“You—” She couldn’t form the words. “I don’t understand.”
“But I think that we could help each other.” Jason reached for her hands once more, but this time, he laced his fingers through hers, tugging her just an inch closer so that their bodies brushed. “I do want a family,” he continued. “And you want one for your son. For yourself. I can give you that.”
“And you—” Her voice was nearly breathless as she absorbed this turn in the conversation. “You would want to—” He wanted her? “I mean—”
“I changed my mind the moment you decided to reject me,” he murmured. Her eyes flew to meet his. “I’m sorry for what’s happened. Back in New York. With my cousin. But we can make the best of it. I’m asking you to let me try.”
Make the best of it. Hardly a romantic proposal. But she hadn’t expected romance, had she? And she hadn’t expected this—this feeling—this swirling, fluttering pull that had been gone so long— She’d hoped for friendship, for warmth, and companionship. She’d hoped for Cameron to have someone he could look up to.
She wanted somewhere to belong, someone who wanted her. And this man she scarcely knew was offering it.
“I—” She licked her lips. “Are you sure?” she breathed. “I would not want you to feel obligated—”
“Then—” Elizabeth nodded. “All right. Yes. I can—I will.”
Jason dipped his head, closing the short distance between their mouths and kissed her, softly, gently. She melted against him, sliding her arms around his neck, letting herself feel for the first time in years. Maybe this was a mistake, maybe she would regret it—

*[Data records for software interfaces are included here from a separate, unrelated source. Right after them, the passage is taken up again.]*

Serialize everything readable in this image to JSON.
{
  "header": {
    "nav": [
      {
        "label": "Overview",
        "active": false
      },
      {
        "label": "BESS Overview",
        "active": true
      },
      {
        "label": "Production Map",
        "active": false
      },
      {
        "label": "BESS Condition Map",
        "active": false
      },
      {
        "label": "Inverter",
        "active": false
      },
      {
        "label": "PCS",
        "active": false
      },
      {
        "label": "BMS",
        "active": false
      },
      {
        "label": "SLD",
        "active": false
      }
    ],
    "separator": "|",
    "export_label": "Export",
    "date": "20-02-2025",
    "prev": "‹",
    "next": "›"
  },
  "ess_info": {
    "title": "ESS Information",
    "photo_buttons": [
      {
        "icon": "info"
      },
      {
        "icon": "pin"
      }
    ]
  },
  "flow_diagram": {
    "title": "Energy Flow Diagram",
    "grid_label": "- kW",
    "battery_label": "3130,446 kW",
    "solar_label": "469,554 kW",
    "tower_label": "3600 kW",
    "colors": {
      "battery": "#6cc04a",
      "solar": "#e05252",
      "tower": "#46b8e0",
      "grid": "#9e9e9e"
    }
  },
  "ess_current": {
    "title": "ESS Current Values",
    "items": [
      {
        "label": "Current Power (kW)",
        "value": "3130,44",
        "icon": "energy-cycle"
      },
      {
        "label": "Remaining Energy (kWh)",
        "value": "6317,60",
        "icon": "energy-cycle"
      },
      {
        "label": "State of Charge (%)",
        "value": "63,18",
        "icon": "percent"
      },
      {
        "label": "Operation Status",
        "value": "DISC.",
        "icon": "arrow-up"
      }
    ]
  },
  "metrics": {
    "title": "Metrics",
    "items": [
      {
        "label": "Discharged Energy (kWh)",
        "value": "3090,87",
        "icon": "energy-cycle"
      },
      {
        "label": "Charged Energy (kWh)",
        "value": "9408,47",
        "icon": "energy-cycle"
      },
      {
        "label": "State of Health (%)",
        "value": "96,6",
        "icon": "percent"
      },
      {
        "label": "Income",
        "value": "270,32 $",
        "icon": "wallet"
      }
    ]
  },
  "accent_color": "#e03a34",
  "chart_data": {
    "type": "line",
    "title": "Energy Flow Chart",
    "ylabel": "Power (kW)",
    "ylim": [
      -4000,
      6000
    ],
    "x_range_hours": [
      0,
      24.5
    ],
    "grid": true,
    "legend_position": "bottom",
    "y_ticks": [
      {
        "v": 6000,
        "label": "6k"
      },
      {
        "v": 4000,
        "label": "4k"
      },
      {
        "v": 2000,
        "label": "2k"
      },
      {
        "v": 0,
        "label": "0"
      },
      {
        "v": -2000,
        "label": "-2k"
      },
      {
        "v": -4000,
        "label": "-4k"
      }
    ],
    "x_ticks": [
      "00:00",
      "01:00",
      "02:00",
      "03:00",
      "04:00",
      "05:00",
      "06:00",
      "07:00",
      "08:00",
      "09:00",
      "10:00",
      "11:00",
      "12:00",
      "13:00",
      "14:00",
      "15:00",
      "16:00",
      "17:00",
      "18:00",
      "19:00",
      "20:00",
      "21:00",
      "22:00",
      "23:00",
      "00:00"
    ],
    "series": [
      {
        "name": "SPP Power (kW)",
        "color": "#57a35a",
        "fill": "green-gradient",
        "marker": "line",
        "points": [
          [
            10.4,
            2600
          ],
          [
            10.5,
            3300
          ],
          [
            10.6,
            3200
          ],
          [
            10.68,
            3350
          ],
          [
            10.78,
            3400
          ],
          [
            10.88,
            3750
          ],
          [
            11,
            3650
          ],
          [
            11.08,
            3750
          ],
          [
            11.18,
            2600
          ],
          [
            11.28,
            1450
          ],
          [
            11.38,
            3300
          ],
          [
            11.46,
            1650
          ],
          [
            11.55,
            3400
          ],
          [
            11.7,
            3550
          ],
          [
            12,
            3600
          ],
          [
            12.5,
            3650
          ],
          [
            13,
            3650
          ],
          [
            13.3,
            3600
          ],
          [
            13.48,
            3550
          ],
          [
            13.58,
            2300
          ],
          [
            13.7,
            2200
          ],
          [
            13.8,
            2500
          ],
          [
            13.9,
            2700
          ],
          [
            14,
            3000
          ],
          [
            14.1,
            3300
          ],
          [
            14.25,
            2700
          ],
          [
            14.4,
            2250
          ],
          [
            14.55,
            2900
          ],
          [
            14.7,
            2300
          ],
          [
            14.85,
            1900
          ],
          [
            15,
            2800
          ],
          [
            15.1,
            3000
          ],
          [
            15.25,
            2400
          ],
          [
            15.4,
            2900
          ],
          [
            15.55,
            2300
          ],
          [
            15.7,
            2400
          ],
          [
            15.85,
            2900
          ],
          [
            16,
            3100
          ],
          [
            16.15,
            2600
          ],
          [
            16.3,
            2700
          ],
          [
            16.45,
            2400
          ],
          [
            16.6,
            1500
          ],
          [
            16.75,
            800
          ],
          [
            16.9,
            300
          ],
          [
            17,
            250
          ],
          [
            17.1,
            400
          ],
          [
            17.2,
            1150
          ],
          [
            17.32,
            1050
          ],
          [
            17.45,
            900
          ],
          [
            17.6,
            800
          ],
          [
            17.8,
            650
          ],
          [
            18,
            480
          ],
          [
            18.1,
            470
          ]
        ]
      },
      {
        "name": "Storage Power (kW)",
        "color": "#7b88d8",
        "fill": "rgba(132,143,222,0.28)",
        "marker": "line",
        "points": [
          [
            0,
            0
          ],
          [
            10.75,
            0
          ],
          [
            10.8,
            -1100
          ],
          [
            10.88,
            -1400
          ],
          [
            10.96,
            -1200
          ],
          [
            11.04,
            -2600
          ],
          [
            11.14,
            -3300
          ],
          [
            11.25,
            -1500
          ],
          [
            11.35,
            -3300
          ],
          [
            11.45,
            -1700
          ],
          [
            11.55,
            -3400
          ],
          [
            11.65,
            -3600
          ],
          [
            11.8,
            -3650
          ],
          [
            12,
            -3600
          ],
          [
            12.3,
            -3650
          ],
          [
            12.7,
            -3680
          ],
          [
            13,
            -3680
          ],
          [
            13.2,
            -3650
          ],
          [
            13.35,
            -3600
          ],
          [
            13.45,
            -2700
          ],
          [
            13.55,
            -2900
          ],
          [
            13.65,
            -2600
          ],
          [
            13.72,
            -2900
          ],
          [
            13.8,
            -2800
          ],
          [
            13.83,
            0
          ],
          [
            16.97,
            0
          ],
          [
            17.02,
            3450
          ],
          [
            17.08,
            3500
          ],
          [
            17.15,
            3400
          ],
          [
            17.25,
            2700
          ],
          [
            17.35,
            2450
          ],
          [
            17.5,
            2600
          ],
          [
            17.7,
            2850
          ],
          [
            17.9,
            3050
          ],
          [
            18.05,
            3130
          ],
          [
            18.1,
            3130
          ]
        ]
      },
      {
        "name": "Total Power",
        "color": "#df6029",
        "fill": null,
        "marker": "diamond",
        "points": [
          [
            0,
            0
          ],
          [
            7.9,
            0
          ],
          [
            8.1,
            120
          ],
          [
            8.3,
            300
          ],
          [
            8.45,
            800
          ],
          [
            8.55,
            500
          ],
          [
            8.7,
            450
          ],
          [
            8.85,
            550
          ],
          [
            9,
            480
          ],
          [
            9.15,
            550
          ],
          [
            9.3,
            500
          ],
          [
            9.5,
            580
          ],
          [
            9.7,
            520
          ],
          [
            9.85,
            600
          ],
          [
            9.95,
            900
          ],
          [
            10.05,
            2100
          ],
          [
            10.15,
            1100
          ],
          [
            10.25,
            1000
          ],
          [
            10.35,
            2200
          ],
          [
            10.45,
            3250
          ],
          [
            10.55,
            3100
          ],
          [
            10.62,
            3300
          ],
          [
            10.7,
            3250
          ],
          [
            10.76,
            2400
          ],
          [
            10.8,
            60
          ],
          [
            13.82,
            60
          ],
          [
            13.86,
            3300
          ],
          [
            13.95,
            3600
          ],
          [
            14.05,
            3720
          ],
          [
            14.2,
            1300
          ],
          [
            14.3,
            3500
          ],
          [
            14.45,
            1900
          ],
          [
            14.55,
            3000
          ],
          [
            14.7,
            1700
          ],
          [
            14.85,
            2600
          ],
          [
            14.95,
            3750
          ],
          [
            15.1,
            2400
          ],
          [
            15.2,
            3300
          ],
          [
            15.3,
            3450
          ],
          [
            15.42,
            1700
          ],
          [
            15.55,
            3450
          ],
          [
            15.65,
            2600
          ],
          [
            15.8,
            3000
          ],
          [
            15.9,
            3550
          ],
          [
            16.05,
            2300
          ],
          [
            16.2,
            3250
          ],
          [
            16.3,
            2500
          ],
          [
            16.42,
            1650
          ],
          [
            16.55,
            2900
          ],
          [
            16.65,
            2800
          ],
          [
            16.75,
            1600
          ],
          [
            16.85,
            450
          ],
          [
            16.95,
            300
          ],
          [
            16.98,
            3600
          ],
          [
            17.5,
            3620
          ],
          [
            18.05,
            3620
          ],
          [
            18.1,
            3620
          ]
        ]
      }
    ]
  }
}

But, oh, just maybe — this was the answer to all her prayers. Did she deserve that much?